He wore a tartan kilt, a beard bushy enough to hide a robin's nest, a Scottish beret and a yellow T-shirt stretched heroically across a more than ample girth. Dancing across the barroom floor to unleash a Nerf Ball hook shot, Dan Sillers looked like a cartoon character come to life.
"They didn't tell me I'd be using a ball," joked Sillers, who claimed he thought he had entered a drinking contest. The University of the District of Columbia professor, who competed Thursday night in a Great Shooters contest sponsored by Southern Comfort liquors, added, "I had to buy a bottle of that stuff this week and practice."

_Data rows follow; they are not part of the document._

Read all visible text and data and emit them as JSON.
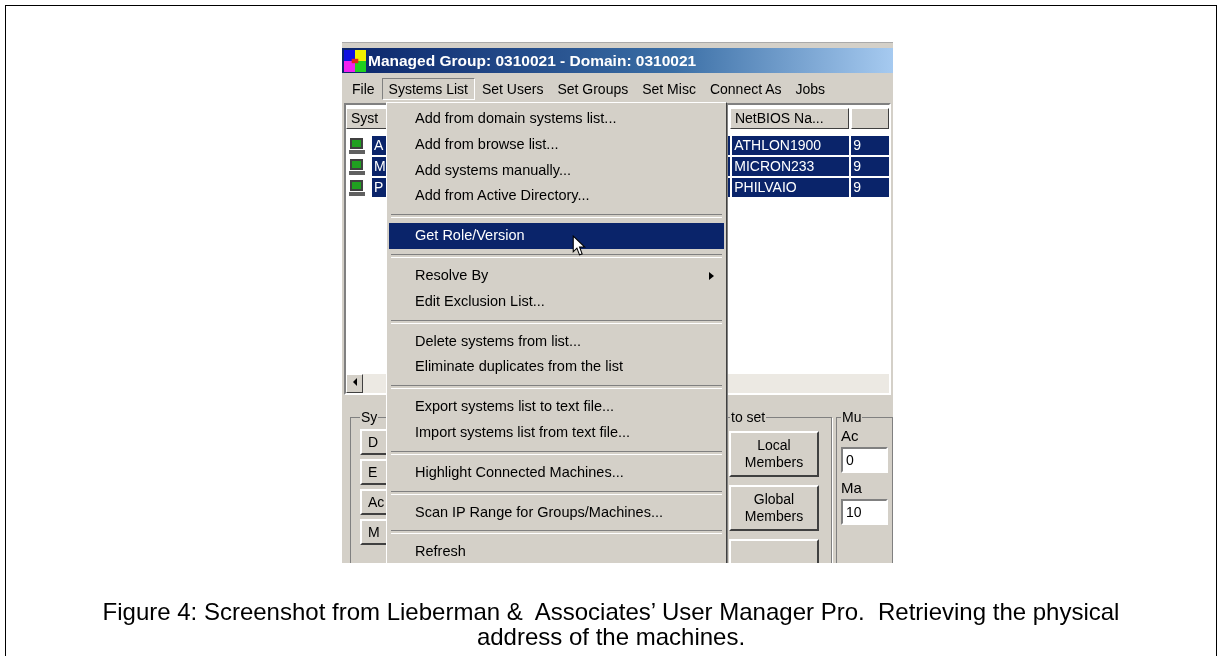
{
  "figure": {
    "window": {
      "title": "Managed Group: 0310021 - Domain: 0310021"
    },
    "menu_bar": [
      {
        "label": "File",
        "selected": false
      },
      {
        "label": "Systems List",
        "selected": true
      },
      {
        "label": "Set Users",
        "selected": false
      },
      {
        "label": "Set Groups",
        "selected": false
      },
      {
        "label": "Set Misc",
        "selected": false
      },
      {
        "label": "Connect As",
        "selected": false
      },
      {
        "label": "Jobs",
        "selected": false
      }
    ],
    "list": {
      "columns": [
        "Syst",
        "NetBIOS Na..."
      ],
      "rows": [
        {
          "cells": [
            "A",
            "ATHLON1900",
            "9"
          ],
          "selected": true
        },
        {
          "cells": [
            "M",
            "MICRON233",
            "9"
          ],
          "selected": true
        },
        {
          "cells": [
            "P",
            "PHILVAIO",
            "9"
          ],
          "selected": true
        }
      ]
    },
    "panel": {
      "groups": [
        {
          "kind": "buttons",
          "title": "Sy",
          "buttons": [
            "D",
            "E",
            "Ac",
            "M"
          ]
        },
        {
          "kind": "pairs",
          "title": "to set",
          "buttons": [
            {
              "kind": "labeled",
              "label": "Local Members"
            },
            {
              "kind": "labeled",
              "label": "Global Members"
            },
            {
              "kind": "blank"
            }
          ]
        },
        {
          "kind": "fields",
          "title": "Mu",
          "fields": [
            {
              "label": "Ac",
              "value": "0"
            },
            {
              "label": "Ma",
              "value": "10"
            }
          ]
        }
      ]
    },
    "dropdown": [
      {
        "kind": "item",
        "label": "Add from domain systems list...",
        "selected": false
      },
      {
        "kind": "item",
        "label": "Add from browse list...",
        "selected": false
      },
      {
        "kind": "item",
        "label": "Add systems manually...",
        "selected": false
      },
      {
        "kind": "item",
        "label": "Add from Active Directory...",
        "selected": false
      },
      {
        "kind": "separator"
      },
      {
        "kind": "item",
        "label": "Get Role/Version",
        "selected": true
      },
      {
        "kind": "separator"
      },
      {
        "kind": "item",
        "label": "Resolve By",
        "selected": false,
        "submenu": true
      },
      {
        "kind": "item",
        "label": "Edit Exclusion List...",
        "selected": false
      },
      {
        "kind": "separator"
      },
      {
        "kind": "item",
        "label": "Delete systems from list...",
        "selected": false
      },
      {
        "kind": "item",
        "label": "Eliminate duplicates from the list",
        "selected": false
      },
      {
        "kind": "separator"
      },
      {
        "kind": "item",
        "label": "Export systems list to text file...",
        "selected": false
      },
      {
        "kind": "item",
        "label": "Import systems list from text file...",
        "selected": false
      },
      {
        "kind": "separator"
      },
      {
        "kind": "item",
        "label": "Highlight Connected Machines...",
        "selected": false
      },
      {
        "kind": "separator"
      },
      {
        "kind": "item",
        "label": "Scan IP Range for Groups/Machines...",
        "selected": false
      },
      {
        "kind": "separator"
      },
      {
        "kind": "item",
        "label": "Refresh",
        "selected": false
      }
    ]
  },
  "caption": "Figure 4: Screenshot from Lieberman &  Associates’ User Manager Pro.  Retrieving the physical address of the machines."
}
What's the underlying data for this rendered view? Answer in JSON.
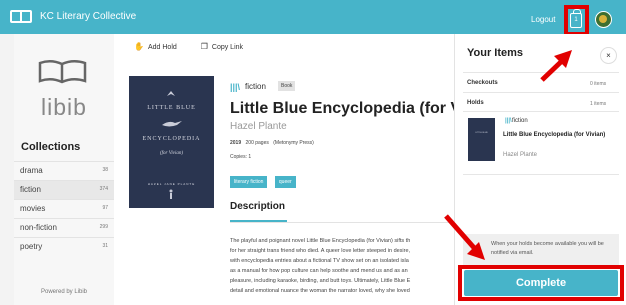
{
  "header": {
    "brand": "KC Literary Collective",
    "logout": "Logout",
    "cart_count": "1"
  },
  "sidebar": {
    "logo_text": "libib",
    "collections_title": "Collections",
    "collections": [
      {
        "name": "drama",
        "count": "38"
      },
      {
        "name": "fiction",
        "count": "374"
      },
      {
        "name": "movies",
        "count": "97"
      },
      {
        "name": "non-fiction",
        "count": "299"
      },
      {
        "name": "poetry",
        "count": "31"
      }
    ],
    "powered_by": "Powered by Libib"
  },
  "toolbar": {
    "add_hold": "Add Hold",
    "copy_link": "Copy Link"
  },
  "book": {
    "collection": "fiction",
    "type_badge": "Book",
    "title": "Little Blue Encyclopedia (for Vivi",
    "author": "Hazel Plante",
    "year": "2019",
    "pages": "200 pages",
    "publisher": "(Metonymy Press)",
    "copies": "Copies: 1",
    "tags": [
      "literary fiction",
      "queer"
    ],
    "cover": {
      "line1": "LITTLE BLUE",
      "line2": "ENCYCLOPEDIA",
      "line3": "(for Vivian)",
      "author": "HAZEL JANE PLANTE"
    },
    "description_heading": "Description",
    "description_lines": [
      "The playful and poignant novel Little Blue Encyclopedia (for Vivian) sifts th",
      "for her straight trans friend who died. A queer love letter steeped in desire,",
      "with encyclopedia entries about a fictional TV show set on an isolated isla",
      "as a manual for how pop culture can help soothe and mend us and as an",
      "pleasure, including karaoke, birding, and butt toys. Ultimately, Little Blue E",
      "detail and emotional nuance the woman the narrator loved, why she loved"
    ]
  },
  "panel": {
    "title": "Your Items",
    "close": "×",
    "checkouts_label": "Checkouts",
    "checkouts_count": "0 items",
    "holds_label": "Holds",
    "holds_count": "1 items",
    "item": {
      "kind": "fiction",
      "title": "Little Blue Encyclopedia (for Vivian)",
      "author": "Hazel Plante",
      "cover_text": "LITTLE BLUE"
    },
    "notice": "When your holds become available you will be notified via email.",
    "complete_button": "Complete"
  },
  "colors": {
    "accent": "#47b4c9",
    "highlight": "#e10000",
    "cover": "#2a3550"
  },
  "icons": [
    "book-icon",
    "shopping-bag-icon",
    "avatar",
    "hold-icon",
    "copy-icon",
    "close-icon"
  ]
}
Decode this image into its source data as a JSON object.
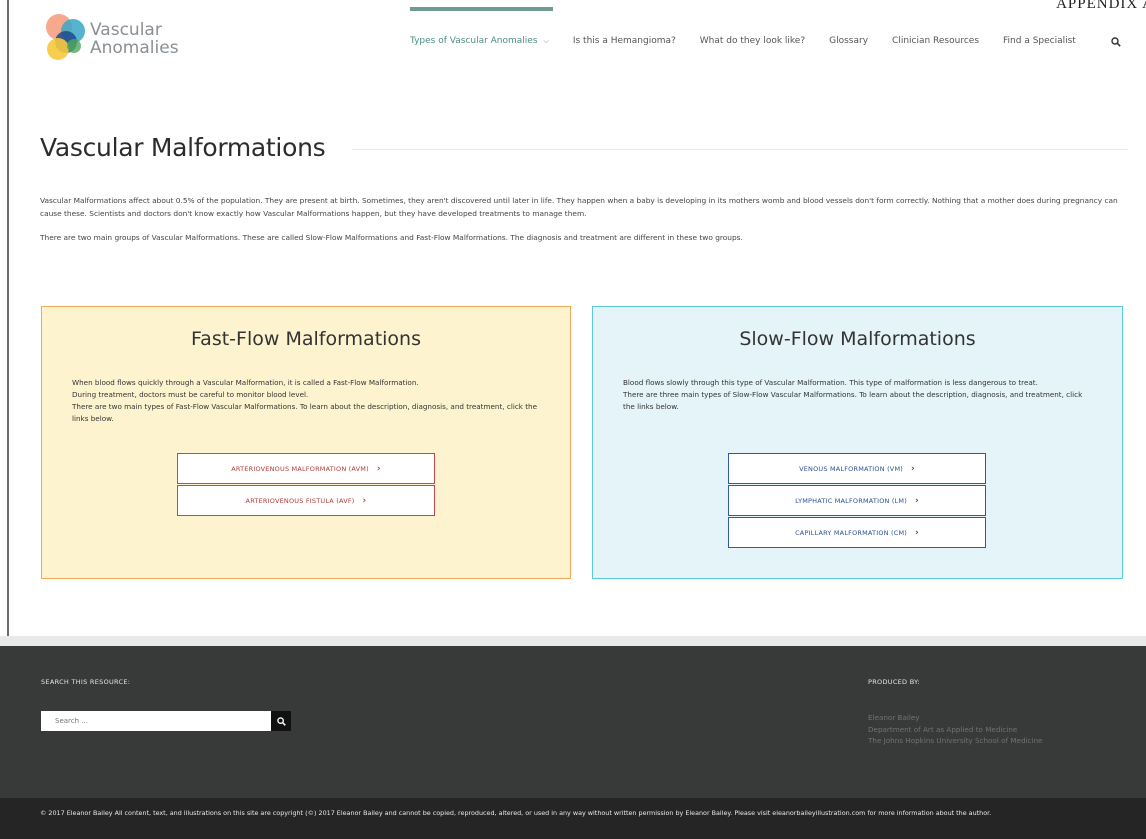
{
  "appendix": "APPENDIX A",
  "logo": {
    "line1": "Vascular",
    "line2": "Anomalies"
  },
  "nav": {
    "items": [
      {
        "label": "Types of Vascular Anomalies",
        "active": true,
        "has_dropdown": true
      },
      {
        "label": "Is this a Hemangioma?"
      },
      {
        "label": "What do they look like?"
      },
      {
        "label": "Glossary"
      },
      {
        "label": "Clinician Resources"
      },
      {
        "label": "Find a Specialist"
      }
    ],
    "search_icon": "search-icon"
  },
  "page": {
    "title": "Vascular Malformations",
    "intro_1": "Vascular Malformations affect about 0.5% of the population. They are present at birth. Sometimes, they aren't discovered until later in life. They happen when a baby is developing in its mothers womb and blood vessels don't form correctly. Nothing that a mother does during pregnancy can cause these. Scientists and doctors don't know exactly how Vascular Malformations happen, but they have developed treatments to manage them.",
    "intro_2": "There are two main groups of Vascular Malformations. These are called Slow-Flow Malformations and Fast-Flow Malformations. The diagnosis and treatment are different in these two groups."
  },
  "fast_flow": {
    "title": "Fast-Flow Malformations",
    "body_1": "When blood flows quickly through a Vascular Malformation, it is called a Fast-Flow Malformation.",
    "body_2": "During treatment, doctors must be careful to monitor blood level.",
    "body_3": "There are two main types of Fast-Flow Vascular Malformations. To learn about the description, diagnosis, and treatment,  click the links below.",
    "links": [
      {
        "label": "ARTERIOVENOUS MALFORMATION (AVM)"
      },
      {
        "label": "ARTERIOVENOUS FISTULA (AVF)"
      }
    ]
  },
  "slow_flow": {
    "title": "Slow-Flow Malformations",
    "body_1": "Blood flows slowly through this type of Vascular Malformation. This type of malformation is less dangerous to treat.",
    "body_2": "There are three main types of Slow-Flow Vascular Malformations. To learn about the description, diagnosis, and treatment,  click the links below.",
    "links": [
      {
        "label": "VENOUS MALFORMATION (VM)"
      },
      {
        "label": "LYMPHATIC MALFORMATION (LM)"
      },
      {
        "label": "CAPILLARY MALFORMATION (CM)"
      }
    ]
  },
  "footer": {
    "search_heading": "SEARCH THIS RESOURCE:",
    "search_placeholder": "Search ...",
    "produced_heading": "PRODUCED BY:",
    "produced_line_1": "Eleanor Bailey",
    "produced_line_2": "Department of Art as Applied to Medicine",
    "produced_line_3": "The Johns Hopkins University School of Medicine",
    "copyright": "© 2017 Eleanor Bailey All content, text, and illustrations on this site are copyright (©) 2017 Eleanor Bailey and cannot be copied, reproduced, altered, or used in any way without written permission by Eleanor Bailey. Please visit eleanorbaileyillustration.com for more information about the author."
  },
  "colors": {
    "accent": "#4d8f85",
    "fast_bg": "#fdf4cf",
    "fast_border": "#f3a95a",
    "fast_link": "#b23a3a",
    "slow_bg": "#e4f4f8",
    "slow_border": "#5ccbd9",
    "slow_link": "#2a4f96",
    "footer_bg": "#383a39"
  }
}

A dozen nerfball wizards showed up at Wolensky's bar on Pennsylvania Avenue NW for the second of six regional playoffs in this national competition to determine who has misspent more hours throwing a sponge ball through a tiny plastic hoop. Each contestant took 10 shots at a hoop six feet high. The top five were transported to the Capital Centre the same night to compete during half time of the Bullets' game against the Golden State Warriors.
"This is the short person's answer to the NBA. Size and skill don't really matter," said John Eckel, the referee for Thursday night's event and one of the originators of this subsport. "We haven't had to throw anybody out for drug abuse. Of course, we haven't done any testing, either."
Nerfball would seem the perfect sport for the elbow-bending patrons of a liquor company. It is the one sport, say aficionados, that penalizes speed and power. A soft touch developed during years of picking up dimes from wet bar tops will always triumph over pure athleticism.
"The skinny guys here have no staying power," said 47-year-old Tommy Flor, who has added an impressive amount of poundage to his frame since playing football for the University of Maryland a few decades ago. "I outmuscle everybody underneath. I'm used to the pressure. I don't wilt."
Monica Coleman, 21, the only woman in the contest, advanced to Thursday night's regional by winning a preliminary round against all comers at her local bar. During the practice session she waged her own psychological warfare.
"The only reason I won is because nobody else was there to compete. It was total luck. I don't have a chance."
Her prediction proved accurate. She missed every one of her 10 shots except the last, a driving layup to the six-foot-high hoop that was ruled illegal. The two big men, Sillers in his kilt and Flor, had only a little more luck. Flor managed to take all of his shots, including hook and turnaround jumper, without removing the torpedo-sized cigar from his mouth. Unfortunately he made only two.
The five who did make it to the Capital Centre fared much better at the bar. When the time came for them to compete at half time, after a bus ride and a few pitchers of Slam Dunk Shooters, a reportedly lethal alcoholic concoction, they melted under the lights.
Joe ("Nerfball is my life") Cuozzo, a 26-year-old accountant with three Nerf baskets in his home, hit just one out of 10 attempts at the basket set up at half-court.
"The wind out there was terrible," said Cuozzo. "And I'm used to bar lighting."
The winner, Barry Williams of Morgantown, W. Va., needed just two buckets to win. His reward will be a trip to New York for the finals on April 16 and a chance to win an all-expenses-paid trip for two to an NBA championship playoff game and a dinner with Hall of Famer Jerry West, now general manager of the Los Angeles Lakers.
Thursday night Williams and the other four shooters earned no obvious reward for their efforts. When the contest was over, the crowd of 8,125 booed. One spectator took the trouble to lean out of the cheap seats and yell, "You guys stink."
"I can understand that," said Jim Burns, a 24-year-old student at the University of Virginia. "I'm originally from Philadelphia."